Chiari I malformation is as an abnormality of the brain at the cervicomedullary junction. The cerebellar tonsils extend through the foramen magnum and into the upper cervical spinal canal. Compression of the brainstem and lower cranial nerves may occur. Disruption in cerebrospinal fluid flow dynamics and the formation of syrinxes in the spinal cord may also be present. Consequently, a variety of clinical manifestations may occur including problems with oropharyngeal and cervical esophageal swallowing function.
The present study was a retrospective review of 251 pediatric patients with a new diagnosis of Chiari I. Clinical signs and symptoms as reported during clinic visits to the Cincinnati Children’s Neurosurgery Department were documented and compared to age.

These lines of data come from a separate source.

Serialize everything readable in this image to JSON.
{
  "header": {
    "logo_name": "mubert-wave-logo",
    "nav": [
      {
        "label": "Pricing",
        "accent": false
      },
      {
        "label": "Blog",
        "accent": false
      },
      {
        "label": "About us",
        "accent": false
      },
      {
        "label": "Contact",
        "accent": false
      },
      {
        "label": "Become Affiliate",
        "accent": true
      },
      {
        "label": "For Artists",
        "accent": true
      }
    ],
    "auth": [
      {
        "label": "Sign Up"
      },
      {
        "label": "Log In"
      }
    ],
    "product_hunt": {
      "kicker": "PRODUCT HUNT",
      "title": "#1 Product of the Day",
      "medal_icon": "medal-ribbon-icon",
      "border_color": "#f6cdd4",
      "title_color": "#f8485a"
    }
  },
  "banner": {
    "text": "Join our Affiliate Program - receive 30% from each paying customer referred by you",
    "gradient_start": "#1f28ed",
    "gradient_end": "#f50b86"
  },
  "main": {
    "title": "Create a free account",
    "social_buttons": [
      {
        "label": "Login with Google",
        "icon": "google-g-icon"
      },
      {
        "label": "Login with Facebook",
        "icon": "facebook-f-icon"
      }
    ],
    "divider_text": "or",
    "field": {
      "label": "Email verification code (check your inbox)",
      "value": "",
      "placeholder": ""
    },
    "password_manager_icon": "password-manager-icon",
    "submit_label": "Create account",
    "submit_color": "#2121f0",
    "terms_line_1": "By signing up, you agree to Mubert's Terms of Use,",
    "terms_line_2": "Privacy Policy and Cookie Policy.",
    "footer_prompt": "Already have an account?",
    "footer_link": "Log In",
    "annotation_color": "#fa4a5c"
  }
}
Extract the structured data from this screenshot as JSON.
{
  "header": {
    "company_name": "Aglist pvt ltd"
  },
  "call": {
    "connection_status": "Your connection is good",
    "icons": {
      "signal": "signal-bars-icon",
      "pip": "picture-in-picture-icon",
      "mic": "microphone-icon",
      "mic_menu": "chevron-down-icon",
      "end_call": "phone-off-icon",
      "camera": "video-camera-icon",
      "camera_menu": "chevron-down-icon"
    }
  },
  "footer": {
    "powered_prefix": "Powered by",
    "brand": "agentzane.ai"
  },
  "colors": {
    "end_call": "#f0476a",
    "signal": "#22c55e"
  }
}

Logistic regression was utilized to estimate clinical signs and symptoms likely to be present in conjunction with characteristics of the Chiari (degree of cerebellar tonsillar descent, tonsillar pointing, tonsillar pistoning, and disruption of cerebrospinal fluid flow). Signs and symptoms of oropharyngeal and cervical esophageal swallowing dysfunction were correlated with objective findings during instrumental assessments of swallowing to determine associations.
Results indicated that clinical manifestations of oropharyngeal and cervical esophageal swallowing dysfunction varied according to age category. Swallowing problems, oral motor dysfunction, gagging, and coughing/choking with feeding were shown to have a statistically significant linear relationship with age, and tended to be reported most often in the youngest age category of 10 months to 3 years: p < .0001. Oral dysfunction, swallowing problems, and gagging were predicted to occur with tonsillar descent greater than 9 millimeters, and in the presence of tonsillar pointing, tonsillar pistoning, and abnormal cerebrospinal fluid flow dynamics. Videofluoroscopic assessment of swallowing function (VSS) and Fiberoptic Endoscopic Evaluation of Swallowing (FEES) revealed associations between coughing/choking and globus sensation with objective findings of premature spillage prior to swallowing, residue after swallowing, and abnormal cricopharyngeal function. FEES with sensory testing provided information about sensory threshold responses.
This study provides evidence that signs and symptoms of oropharyngeal and cervical esophageal swallowing dysfunction are likely to accompany Chiari I malformation in pediatric patients and should be considered in the differential diagnosis of feeding and swallowing problems.
|School:||University of Cincinnati|
|Department:||Communication Science and Disorders|
|School Location:||United States -- Ohio|
|Source:||DAI-A 79/10(E), Dissertation Abstracts International|
|Keywords:||Chiari malformation, Feeding, Oral motor, Pediatric dysphagia, Swallowing|
Copyright in each Dissertation and Thesis is retained by the author. All Rights Reserved
The supplemental file or files you are about to download were provided to ProQuest by the author as part of a
dissertation or thesis. The supplemental files are provided "AS IS" without warranty. ProQuest is not responsible for the
content, format or impact on the supplemental file(s) on our system. in some cases, the file type may be unknown or
may be a .exe file. We recommend caution as you open such files.
Copyright of the original materials contained in the supplemental file is retained by the author and your access to the
supplemental files is subject to the ProQuest Terms and Conditions of use.
Depending on the size of the file(s) you are downloading, the system may take some time to download them. Please be